> **DATA TO USE**
■ ■ ■ ■ ■

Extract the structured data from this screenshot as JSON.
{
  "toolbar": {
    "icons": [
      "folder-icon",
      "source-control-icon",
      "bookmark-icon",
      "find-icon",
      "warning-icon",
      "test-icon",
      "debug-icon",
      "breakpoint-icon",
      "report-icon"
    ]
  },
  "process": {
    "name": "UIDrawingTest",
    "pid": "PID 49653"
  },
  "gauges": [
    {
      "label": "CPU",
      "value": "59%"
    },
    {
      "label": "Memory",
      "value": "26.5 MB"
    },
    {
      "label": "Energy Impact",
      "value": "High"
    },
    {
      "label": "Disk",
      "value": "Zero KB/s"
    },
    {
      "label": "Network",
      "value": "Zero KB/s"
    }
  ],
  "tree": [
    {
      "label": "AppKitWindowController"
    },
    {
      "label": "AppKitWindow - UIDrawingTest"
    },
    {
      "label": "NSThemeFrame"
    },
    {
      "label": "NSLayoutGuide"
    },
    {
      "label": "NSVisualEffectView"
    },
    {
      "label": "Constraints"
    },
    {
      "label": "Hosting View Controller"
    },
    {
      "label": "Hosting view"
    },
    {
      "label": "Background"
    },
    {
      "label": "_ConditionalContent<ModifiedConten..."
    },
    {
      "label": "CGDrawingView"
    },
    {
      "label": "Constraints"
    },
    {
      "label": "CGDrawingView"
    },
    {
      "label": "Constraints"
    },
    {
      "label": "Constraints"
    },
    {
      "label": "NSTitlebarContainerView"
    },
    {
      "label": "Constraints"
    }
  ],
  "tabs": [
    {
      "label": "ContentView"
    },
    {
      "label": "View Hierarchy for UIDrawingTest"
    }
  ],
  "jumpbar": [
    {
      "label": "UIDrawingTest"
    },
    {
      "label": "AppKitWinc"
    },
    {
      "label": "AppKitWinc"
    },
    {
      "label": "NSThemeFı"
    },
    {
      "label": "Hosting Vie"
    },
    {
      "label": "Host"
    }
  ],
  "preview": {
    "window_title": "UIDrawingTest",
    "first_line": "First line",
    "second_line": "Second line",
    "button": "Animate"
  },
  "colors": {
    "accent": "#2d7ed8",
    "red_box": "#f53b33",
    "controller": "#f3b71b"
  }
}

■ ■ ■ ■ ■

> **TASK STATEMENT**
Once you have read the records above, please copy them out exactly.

> **THE COMPLETED TASK**
Extract the structured data from this screenshot as JSON.
{
  "toolbar": {
    "icons": [
      "folder-icon",
      "source-control-icon",
      "bookmark-icon",
      "find-icon",
      "warning-icon",
      "test-icon",
      "debug-icon",
      "breakpoint-icon",
      "report-icon"
    ]
  },
  "process": {
    "name": "UIDrawingTest",
    "pid": "PID 49653"
  },
  "gauges": [
    {
      "label": "CPU",
      "value": "59%"
    },
    {
      "label": "Memory",
      "value": "26.5 MB"
    },
    {
      "label": "Energy Impact",
      "value": "High"
    },
    {
      "label": "Disk",
      "value": "Zero KB/s"
    },
    {
      "label": "Network",
      "value": "Zero KB/s"
    }
  ],
  "tree": [
    {
      "label": "AppKitWindowController"
    },
    {
      "label": "AppKitWindow - UIDrawingTest"
    },
    {
      "label": "NSThemeFrame"
    },
    {
      "label": "NSLayoutGuide"
    },
    {
      "label": "NSVisualEffectView"
    },
    {
      "label": "Constraints"
    },
    {
      "label": "Hosting View Controller"
    },
    {
      "label": "Hosting view"
    },
    {
      "label": "Background"
    },
    {
      "label": "_ConditionalContent<ModifiedConten..."
    },
    {
      "label": "CGDrawingView"
    },
    {
      "label": "Constraints"
    },
    {
      "label": "CGDrawingView"
    },
    {
      "label": "Constraints"
    },
    {
      "label": "Constraints"
    },
    {
      "label": "NSTitlebarContainerView"
    },
    {
      "label": "Constraints"
    }
  ],
  "tabs": [
    {
      "label": "ContentView"
    },
    {
      "label": "View Hierarchy for UIDrawingTest"
    }
  ],
  "jumpbar": [
    {
      "label": "UIDrawingTest"
    },
    {
      "label": "AppKitWinc"
    },
    {
      "label": "AppKitWinc"
    },
    {
      "label": "NSThemeFı"
    },
    {
      "label": "Hosting Vie"
    },
    {
      "label": "Host"
    }
  ],
  "preview": {
    "window_title": "UIDrawingTest",
    "first_line": "First line",
    "second_line": "Second line",
    "button": "Animate"
  },
  "colors": {
    "accent": "#2d7ed8",
    "red_box": "#f53b33",
    "controller": "#f3b71b"
  }
}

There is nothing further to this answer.